--- START ---
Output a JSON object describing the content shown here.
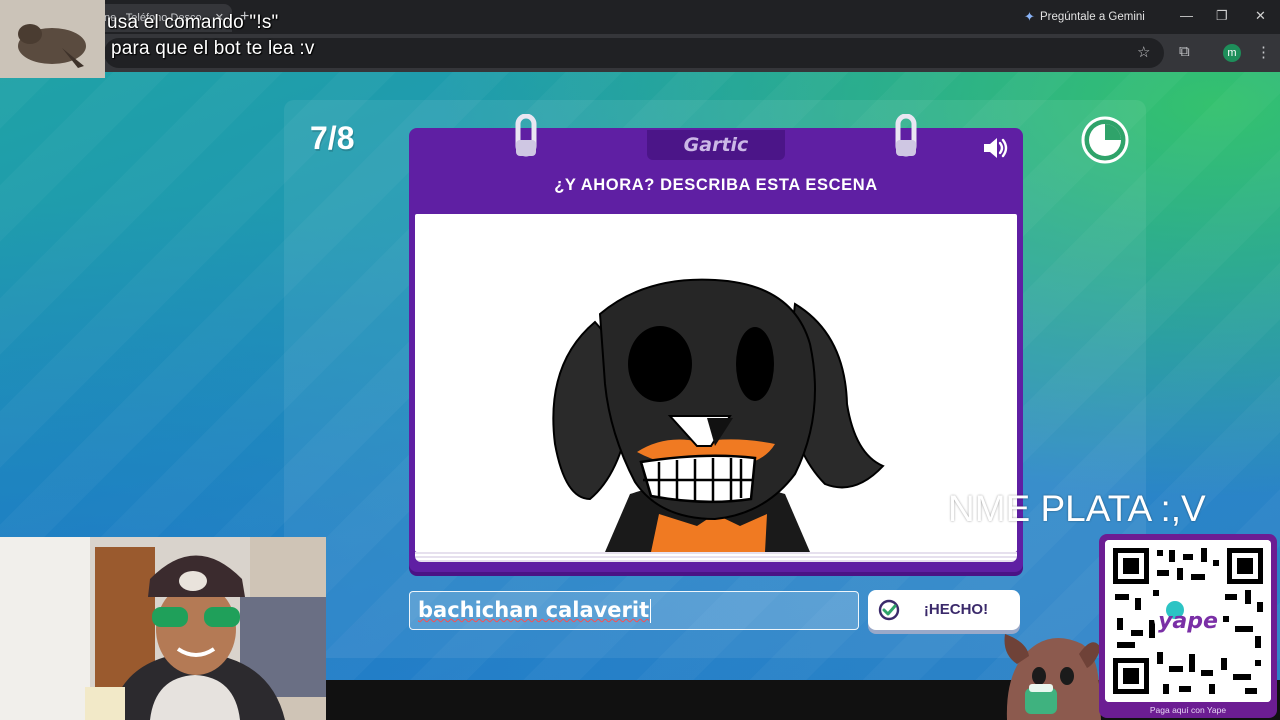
{
  "browser": {
    "tab_title": "ne - Teléfono Desco",
    "tab_close": "✕",
    "new_tab": "+",
    "gemini_label": "Pregúntale a Gemini",
    "profile_initial": "m",
    "minimize": "—",
    "restore": "❐",
    "close": "✕"
  },
  "overlay": {
    "line1": "usa el comando \"!s\"",
    "line2": "para que el bot te lea :v",
    "banner": "NME PLATA :,V",
    "qr_caption": "Paga aquí con Yape",
    "qr_logo": "yape"
  },
  "game": {
    "round": "7/8",
    "logo": "Gartic",
    "instruction": "¿Y AHORA? DESCRIBA ESTA ESCENA",
    "answer_value": "bachichan calaverit",
    "done_label": "¡HECHO!"
  },
  "colors": {
    "notebook": "#5f1fa3",
    "accent_green": "#35c46a",
    "background": "#1f92b8"
  }
}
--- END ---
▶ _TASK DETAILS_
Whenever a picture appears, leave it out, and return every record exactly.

▶ _THE ANSWER_
Output a JSON object describing the content shown here.
{
  "browser": {
    "tab_title": "ne - Teléfono Desco",
    "tab_close": "✕",
    "new_tab": "+",
    "gemini_label": "Pregúntale a Gemini",
    "profile_initial": "m",
    "minimize": "—",
    "restore": "❐",
    "close": "✕"
  },
  "overlay": {
    "line1": "usa el comando \"!s\"",
    "line2": "para que el bot te lea :v",
    "banner": "NME PLATA :,V",
    "qr_caption": "Paga aquí con Yape",
    "qr_logo": "yape"
  },
  "game": {
    "round": "7/8",
    "logo": "Gartic",
    "instruction": "¿Y AHORA? DESCRIBA ESTA ESCENA",
    "answer_value": "bachichan calaverit",
    "done_label": "¡HECHO!"
  },
  "colors": {
    "notebook": "#5f1fa3",
    "accent_green": "#35c46a",
    "background": "#1f92b8"
  }
}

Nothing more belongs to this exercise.